Website and app data records
══════════════════════════════

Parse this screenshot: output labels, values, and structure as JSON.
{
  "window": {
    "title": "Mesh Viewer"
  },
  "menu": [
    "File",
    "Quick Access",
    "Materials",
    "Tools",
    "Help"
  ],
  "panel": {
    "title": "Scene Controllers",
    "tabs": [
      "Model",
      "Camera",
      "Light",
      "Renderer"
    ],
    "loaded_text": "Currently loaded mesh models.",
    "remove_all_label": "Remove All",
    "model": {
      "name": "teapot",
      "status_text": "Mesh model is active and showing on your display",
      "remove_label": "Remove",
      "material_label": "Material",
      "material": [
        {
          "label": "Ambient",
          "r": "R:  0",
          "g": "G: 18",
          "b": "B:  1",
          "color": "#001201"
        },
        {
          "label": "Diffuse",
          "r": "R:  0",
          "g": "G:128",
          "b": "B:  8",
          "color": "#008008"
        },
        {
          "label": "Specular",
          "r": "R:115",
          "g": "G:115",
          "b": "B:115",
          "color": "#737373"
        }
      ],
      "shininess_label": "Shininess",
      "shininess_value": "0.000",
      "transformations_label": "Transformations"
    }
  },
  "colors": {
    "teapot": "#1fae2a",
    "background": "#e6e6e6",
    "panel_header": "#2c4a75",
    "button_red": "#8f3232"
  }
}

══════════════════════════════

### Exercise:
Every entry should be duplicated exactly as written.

### Reply to the task:
Parse this screenshot: output labels, values, and structure as JSON.
{
  "window": {
    "title": "Mesh Viewer"
  },
  "menu": [
    "File",
    "Quick Access",
    "Materials",
    "Tools",
    "Help"
  ],
  "panel": {
    "title": "Scene Controllers",
    "tabs": [
      "Model",
      "Camera",
      "Light",
      "Renderer"
    ],
    "loaded_text": "Currently loaded mesh models.",
    "remove_all_label": "Remove All",
    "model": {
      "name": "teapot",
      "status_text": "Mesh model is active and showing on your display",
      "remove_label": "Remove",
      "material_label": "Material",
      "material": [
        {
          "label": "Ambient",
          "r": "R:  0",
          "g": "G: 18",
          "b": "B:  1",
          "color": "#001201"
        },
        {
          "label": "Diffuse",
          "r": "R:  0",
          "g": "G:128",
          "b": "B:  8",
          "color": "#008008"
        },
        {
          "label": "Specular",
          "r": "R:115",
          "g": "G:115",
          "b": "B:115",
          "color": "#737373"
        }
      ],
      "shininess_label": "Shininess",
      "shininess_value": "0.000",
      "transformations_label": "Transformations"
    }
  },
  "colors": {
    "teapot": "#1fae2a",
    "background": "#e6e6e6",
    "panel_header": "#2c4a75",
    "button_red": "#8f3232"
  }
}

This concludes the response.